The Colorado Chamber of Commerce recently launched an initiative called the Legal Reform Alliance in an effort to “improve Colorado’s legal climate, advance reforms, and restore the competitive edge that has allowed Colorado to thrive for decades,” Kendra Beckwith, a partner at Lewis Roca and a co-chair of the alliance, told Law Week via email.
Beckwith noted “the Alliance provides a forum in which to bring for discussion current legal challenges or issues facing Colorado business.” A press release from the chamber, citing data from its national counterpart’s Institute for Legal Reform, notes Colorado’s legal climate has dropped in the rankings to 21st, down from 16th in 2016 and ninth in 2008.
The release provided by the chamber also outlines a number of focuses that affect businesses, including class action suits, damage caps, punitive damages, eviction and tenant issues, environmental and employment rules, personal injury and more.
Beckwith told Law Week that a current focus of the alliance is “maintaining reasonable caps on noneconomic damages in Colorado,” because “it is well-documented that those caps help to make Colorado an affordable and competitive place to live and work.”
While Beckwith said that was a current focus, she also said “as a general matter, any legal issue or proposed legislation that makes it harder to do business in Colorado is of interest to the chamber.”
Larry Hudson, a partner at the Fulcrum Group and a co-chair of the alliance, told Law Week via email the alliance “will be fully engaged on legislative proposals that are detrimental to an already climbing, litigious business climate that exists in Colorado, namely any proposals that create private rights of action, broad and expanded powers to government agencies creating litigious enforcement actions with little due process and one-sided remedies that encourage lawsuit abuse and nuclear verdicts” in the upcoming 2024 Colorado Legislative Session.
The alliance’s focus is not purely on the legislature. Beckwith said “the Alliance keeps a diligent eye on cases the Colorado Court of Appeals releases and on which the Colorado Supreme Court grants review.”
Two examples of the cases the alliance track are Kathleen Keaten and Delaney Keaten v. Terra Management Group and Littleton Main Street and Alexander Rudnicki v. Peter Bianco, which led to decisions in the appeals court in March and November 2023, respectively.
The Keaten case addresses document retention situations. The appeals court opinion on the case notes Terra Management Group and Littleton Main Street contended the “district court misapplied the Colorado Premises Liability Act, erred by imposing an adverse inference sanction for defendant’s spoliation of evidence, and improperly awarded exemplary and physical damages against them.”
Beckwith told Law Week the issues addressed in that case present “real and important costs to any Colorado business, particularly ones that may find themselves in litigation.” Rudnicki v. Bianci addressed damage caps created by Colorado’s Health Care Availability Act, and Beckwith said the case was important for similar reasons.

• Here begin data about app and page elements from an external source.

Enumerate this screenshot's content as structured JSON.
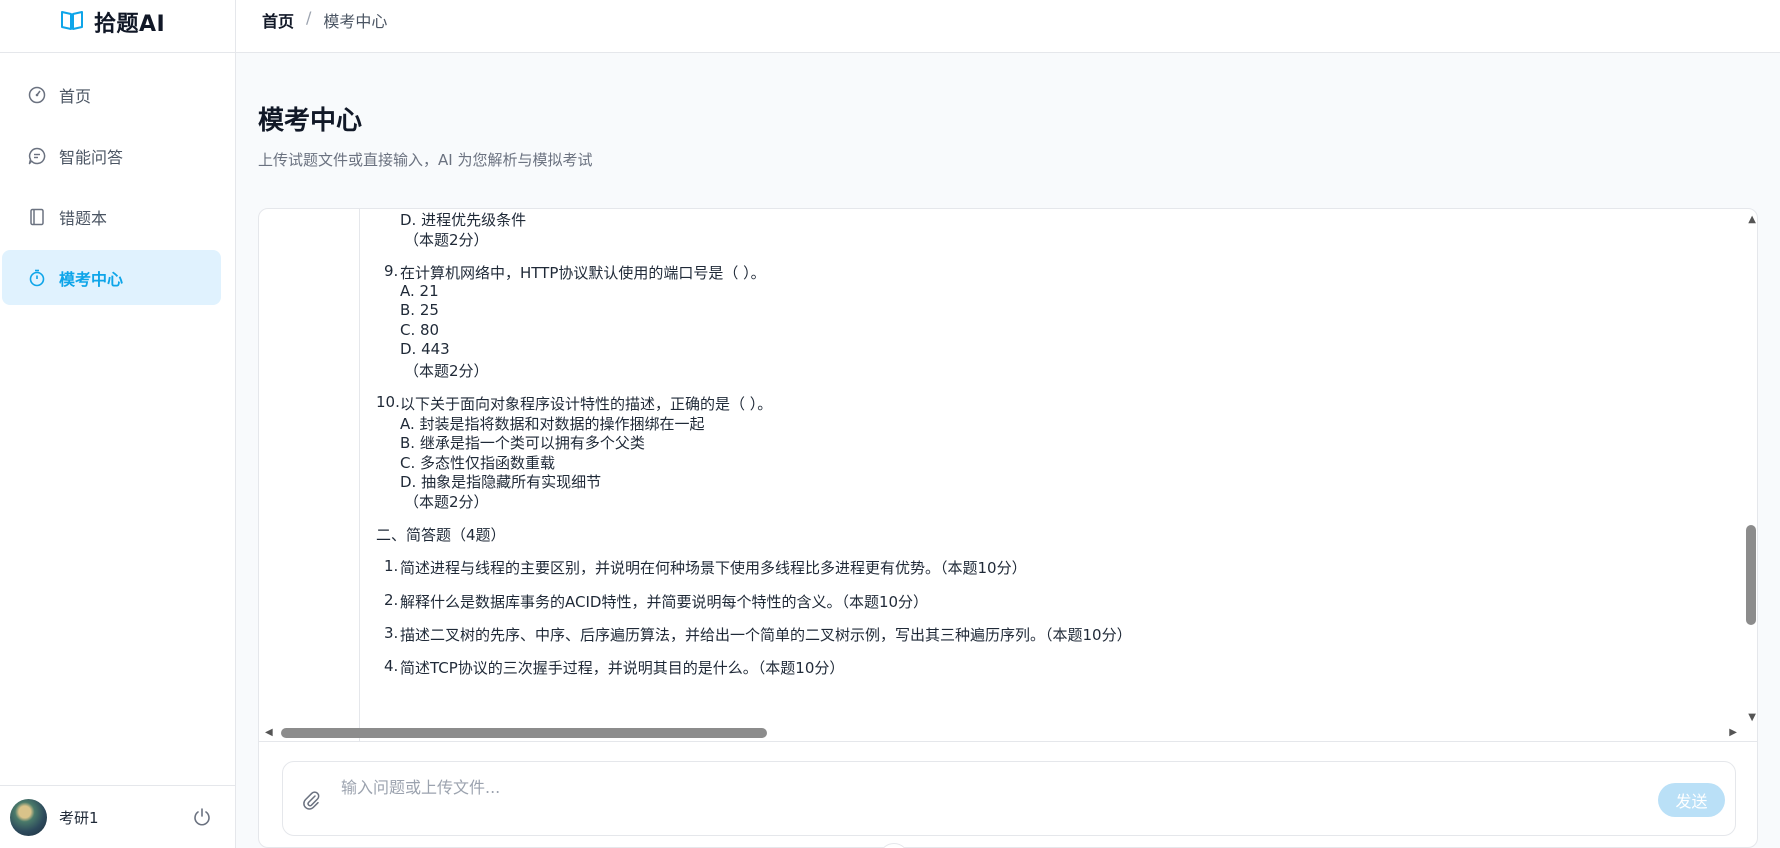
{
  "app": {
    "title": "拾题AI"
  },
  "breadcrumb": {
    "home": "首页",
    "separator": "/",
    "current": "模考中心"
  },
  "sidebar": {
    "items": [
      {
        "label": "首页",
        "icon": "dashboard-icon",
        "active": false
      },
      {
        "label": "智能问答",
        "icon": "chat-icon",
        "active": false
      },
      {
        "label": "错题本",
        "icon": "notebook-icon",
        "active": false
      },
      {
        "label": "模考中心",
        "icon": "timer-icon",
        "active": true
      }
    ],
    "user": {
      "name": "考研1",
      "power_icon": "power-icon"
    }
  },
  "page": {
    "title": "模考中心",
    "description": "上传试题文件或直接输入，AI 为您解析与模拟考试"
  },
  "content": {
    "q8_tail": {
      "option_d": "D. 进程优先级条件",
      "score": "（本题2分）"
    },
    "q9": {
      "number": "9.",
      "text": "在计算机网络中，HTTP协议默认使用的端口号是（ ）。",
      "options": [
        "A. 21",
        "B. 25",
        "C. 80",
        "D. 443"
      ],
      "score": "（本题2分）"
    },
    "q10": {
      "number": "10.",
      "text": "以下关于面向对象程序设计特性的描述，正确的是（ ）。",
      "options": [
        "A. 封装是指将数据和对数据的操作捆绑在一起",
        "B. 继承是指一个类可以拥有多个父类",
        "C. 多态性仅指函数重载",
        "D. 抽象是指隐藏所有实现细节"
      ],
      "score": "（本题2分）"
    },
    "section2": "二、简答题（4题）",
    "short_answers": [
      {
        "number": "1.",
        "text": "简述进程与线程的主要区别，并说明在何种场景下使用多线程比多进程更有优势。（本题10分）"
      },
      {
        "number": "2.",
        "text": "解释什么是数据库事务的ACID特性，并简要说明每个特性的含义。（本题10分）"
      },
      {
        "number": "3.",
        "text": "描述二叉树的先序、中序、后序遍历算法，并给出一个简单的二叉树示例，写出其三种遍历序列。（本题10分）"
      },
      {
        "number": "4.",
        "text": "简述TCP协议的三次握手过程，并说明其目的是什么。（本题10分）"
      }
    ]
  },
  "chat_input": {
    "placeholder": "输入问题或上传文件...",
    "value": "",
    "send_label": "发送"
  },
  "colors": {
    "accent": "#0ea5e9",
    "active_bg": "#e0f2fe",
    "send_disabled": "#bae0f7"
  }
}
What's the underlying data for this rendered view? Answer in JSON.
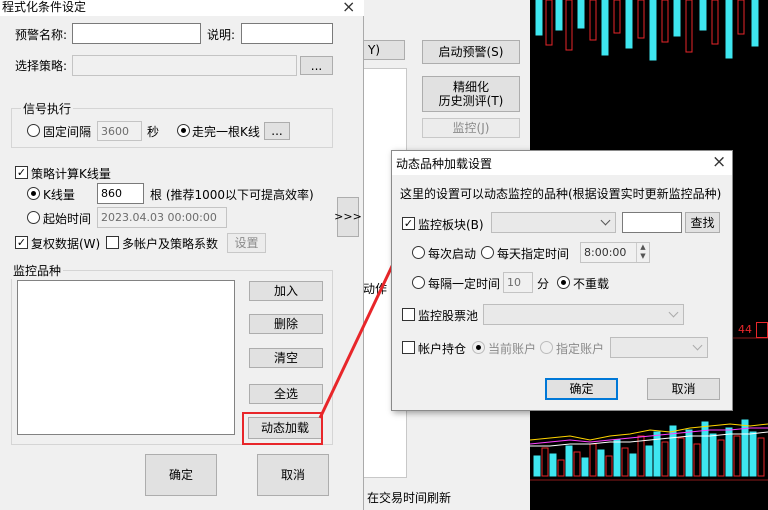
{
  "main_dialog": {
    "title": "程式化条件设定",
    "close": "×",
    "alert_name_label": "预警名称:",
    "alert_name_value": "",
    "desc_label": "说明:",
    "desc_value": "",
    "strategy_label": "选择策略:",
    "strategy_value": "",
    "browse_label": "...",
    "signal_group": "信号执行",
    "fixed_interval_label": "固定间隔",
    "fixed_interval_value": "3600",
    "seconds_unit": "秒",
    "finish_kline_label": "走完一根K线",
    "finish_kline_more": "...",
    "calc_kline_label": "策略计算K线量",
    "kline_count_label": "K线量",
    "kline_count_value": "860",
    "kline_count_hint": "根 (推荐1000以下可提高效率)",
    "start_time_label": "起始时间",
    "start_time_value": "2023.04.03 00:00:00",
    "adjust_label": "复权数据(W)",
    "multi_account_label": "多帐户及策略系数",
    "settings_label": "设置",
    "expand_label": ">>>",
    "monitor_group": "监控品种",
    "add_label": "加入",
    "delete_label": "删除",
    "clear_label": "清空",
    "select_all_label": "全选",
    "dynamic_load_label": "动态加载",
    "ok_label": "确定",
    "cancel_label": "取消"
  },
  "behind_window": {
    "y_button_partial": "Y)",
    "start_alert_label": "启动预警(S)",
    "refine_label_1": "精细化",
    "refine_label_2": "历史测评(T)",
    "monitor_label": "监控(J)",
    "partial_text": "动作",
    "bottom_text": "在交易时间刷新"
  },
  "dynamic_dialog": {
    "title": "动态品种加载设置",
    "close": "×",
    "description": "这里的设置可以动态监控的品种(根据设置实时更新监控品种)",
    "monitor_sector_label": "监控板块(B)",
    "monitor_sector_value": "",
    "sector_search_value": "",
    "search_label": "查找",
    "each_start_label": "每次启动",
    "daily_time_label": "每天指定时间",
    "daily_time_value": "8:00:00",
    "interval_label": "每隔一定时间",
    "interval_value": "10",
    "minutes_unit": "分",
    "no_repeat_label": "不重载",
    "stock_pool_label": "监控股票池",
    "account_holding_label": "帐户持仓",
    "current_account_label": "当前账户",
    "specified_account_label": "指定账户",
    "ok_label": "确定",
    "cancel_label": "取消"
  },
  "chart_panel": {
    "label_44": "44"
  },
  "colors": {
    "highlight_red": "#e8262a",
    "accent_blue": "#0078d7",
    "stock_bg": "#000000",
    "candle_cyan": "#3ee6f0",
    "candle_red": "#e8262a"
  }
}
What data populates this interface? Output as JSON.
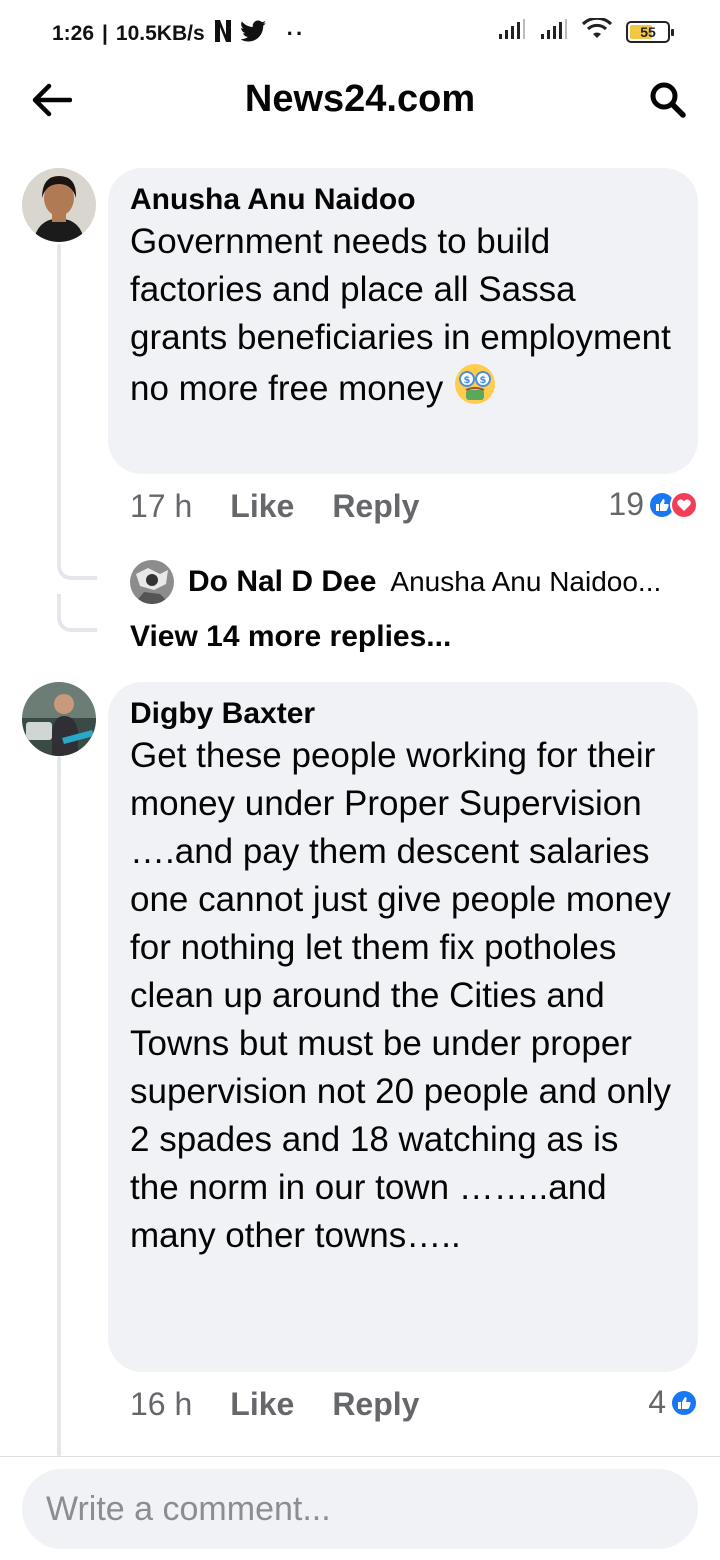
{
  "status_bar": {
    "time": "1:26",
    "network_speed": "10.5KB/s",
    "battery_level": "55",
    "battery_color": "#f2c744",
    "icons": [
      "netflix-icon",
      "twitter-icon",
      "signal-icon",
      "signal-icon",
      "wifi-icon",
      "battery-icon"
    ]
  },
  "header": {
    "title": "News24.com",
    "back_icon": "arrow-left-icon",
    "search_icon": "search-icon"
  },
  "comments": [
    {
      "author": "Anusha Anu Naidoo",
      "text": "Government needs to build factories and place all Sassa grants beneficiaries in employment no more free money",
      "emoji": "money-mouth-face",
      "time": "17 h",
      "like_label": "Like",
      "reply_label": "Reply",
      "reaction_count": "19",
      "reactions": [
        "like",
        "love"
      ],
      "reply_preview": {
        "author": "Do Nal D Dee",
        "snippet": "Anusha Anu Naidoo..."
      },
      "view_more_label": "View 14 more replies..."
    },
    {
      "author": "Digby Baxter",
      "text": "Get these people working for their money under Proper Supervision ….and pay them descent salaries one cannot just give people money for nothing let them fix potholes clean up around the Cities and Towns but must be under proper supervision not 20 people and only 2 spades and 18 watching as is the norm in our town ……..and many other towns…..",
      "time": "16 h",
      "like_label": "Like",
      "reply_label": "Reply",
      "reaction_count": "4",
      "reactions": [
        "like"
      ]
    }
  ],
  "composer": {
    "placeholder": "Write a comment..."
  },
  "colors": {
    "bubble_bg": "#f0f2f5",
    "secondary_text": "#65676b",
    "like_blue": "#1877f2",
    "love_red": "#f33e58"
  }
}
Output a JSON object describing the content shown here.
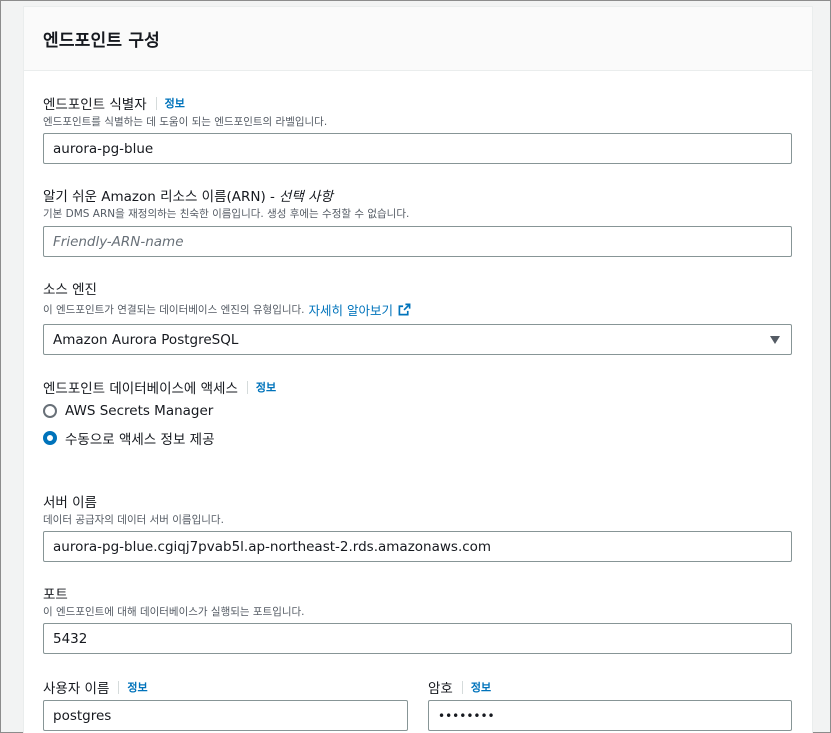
{
  "panel": {
    "title": "엔드포인트 구성"
  },
  "endpoint_id": {
    "label": "엔드포인트 식별자",
    "info": "정보",
    "description": "엔드포인트를 식별하는 데 도움이 되는 엔드포인트의 라벨입니다.",
    "value": "aurora-pg-blue"
  },
  "arn": {
    "label": "알기 쉬운 Amazon 리소스 이름(ARN) -",
    "optional": "선택 사항",
    "description": "기본 DMS ARN을 재정의하는 친숙한 이름입니다. 생성 후에는 수정할 수 없습니다.",
    "placeholder": "Friendly-ARN-name"
  },
  "source_engine": {
    "label": "소스 엔진",
    "description": "이 엔드포인트가 연결되는 데이터베이스 엔진의 유형입니다.",
    "learn_more": "자세히 알아보기",
    "selected": "Amazon Aurora PostgreSQL"
  },
  "db_access": {
    "label": "엔드포인트 데이터베이스에 액세스",
    "info": "정보",
    "options": [
      {
        "label": "AWS Secrets Manager",
        "checked": false
      },
      {
        "label": "수동으로 액세스 정보 제공",
        "checked": true
      }
    ]
  },
  "server_name": {
    "label": "서버 이름",
    "description": "데이터 공급자의 데이터 서버 이름입니다.",
    "value": "aurora-pg-blue.cgiqj7pvab5l.ap-northeast-2.rds.amazonaws.com"
  },
  "port": {
    "label": "포트",
    "description": "이 엔드포인트에 대해 데이터베이스가 실행되는 포트입니다.",
    "value": "5432"
  },
  "username": {
    "label": "사용자 이름",
    "info": "정보",
    "value": "postgres"
  },
  "password": {
    "label": "암호",
    "info": "정보",
    "value": "••••••••"
  },
  "icons": {
    "external_link": "external-link-icon",
    "dropdown": "caret-down-icon"
  },
  "colors": {
    "link": "#0073bb",
    "radio_checked": "#0073bb",
    "border": "#879596"
  }
}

The Colorado Chamber of Commerce highlights the alliance as a “critical initiative” of its Vision 2033, a “blueprint to improve the state’s business climate.”